Of course, there are other venues for comic strips, like magazines, books and online. Some people who still enjoy "reading the comics'' but won't pick up a newspaper are now downloading favorites on their cellphones.

It's a tough hill to climb. Hotton must feel at times like Custer, which he drew for a strip next week. (Click on the image to see better detail). But Hotton, a karate instructor, is a warrior with great spirit. Next week you'll be able to visit his revamped website and see some dynamic changes. Check it out and leave feedback. Maybe it's time to drink the lemon ... er, Kool Aid.

Saturday, August 1, 2009

Pssst: More than just a memory

Our connections to music are usually obvious. We share songs and CDs and conversations about our favorite -- and not-so-favorite -- artists, and if we get to know each other well enough we gain a good understanding of each other's sensibilities.

But we should never be too pushy.
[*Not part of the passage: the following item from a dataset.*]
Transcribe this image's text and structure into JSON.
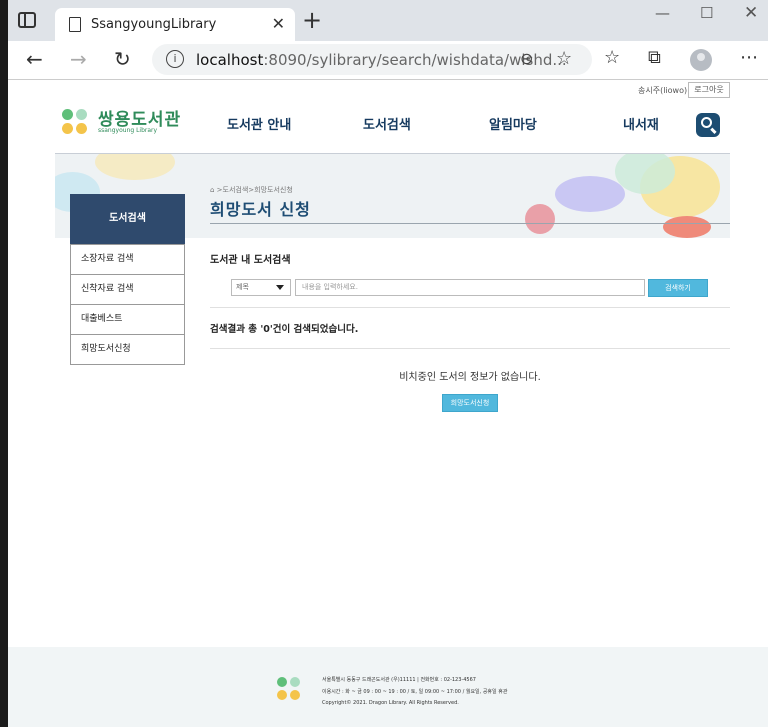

Back when my niece Lori was singing in Wisconsin road houses with the Bear Creek Band, I remember handing her a tape (that's how long ago it was) of Kim Richey and strongly encouraging her to do some listening. Whenever I listened to Richey I could visualize Lori on the stage doing "Those Words We Said.'' Truth is, she had the pipes to sing a song like that.

I don't even remember if Bear Creek eventually added Kim Richey to their playlist. But I do recall, years later, Lori and I going to see Richey at the Belcourt Theatre in Nashville. It was a warm-up show for a new tour and Richey was, shall we say, a bit rusty. There was new music, a new look, and the show just didn't deliver what we were expecting. But it doesn't -- it shouldn't -- diminish our impressions of an artist we really appreciate.

Flash ahead to last week. I received a letter from my son Zach, who most of you know by now is in Navy boot camp. It was great to hear from him, to get a glimpse of what his structured life is like, and to read some of his written thoughts. You wonder, besides the physical and mental punishment (the Navy wouldn't call it that), what these recruits really go through. Unable to read a newspaper or know what's going on outside their training command. Unable to watch television, listen to music, pick up a guitar or have a minute to do anything that isn't dictated to him.

Zach's letter was very personal and touching, and nothing he would want me to share with you here. Except maybe this: Of all the things he was recalling to keep his sanity, one thing he mentioned was a voice that had somehow attached itself to some of those memories. A voice he probably heard for the first time when he was 10 years old.

Sometimes, I'm reminded, the music connections are not so obvious. And now I'm pretty sure the next time Zach and I are tooling down some highway together we won't have to ask each other what's going in the player. Kim Richey will already be in there.

Friends, we give you Personal Six String Sanctuary Tout No. 11.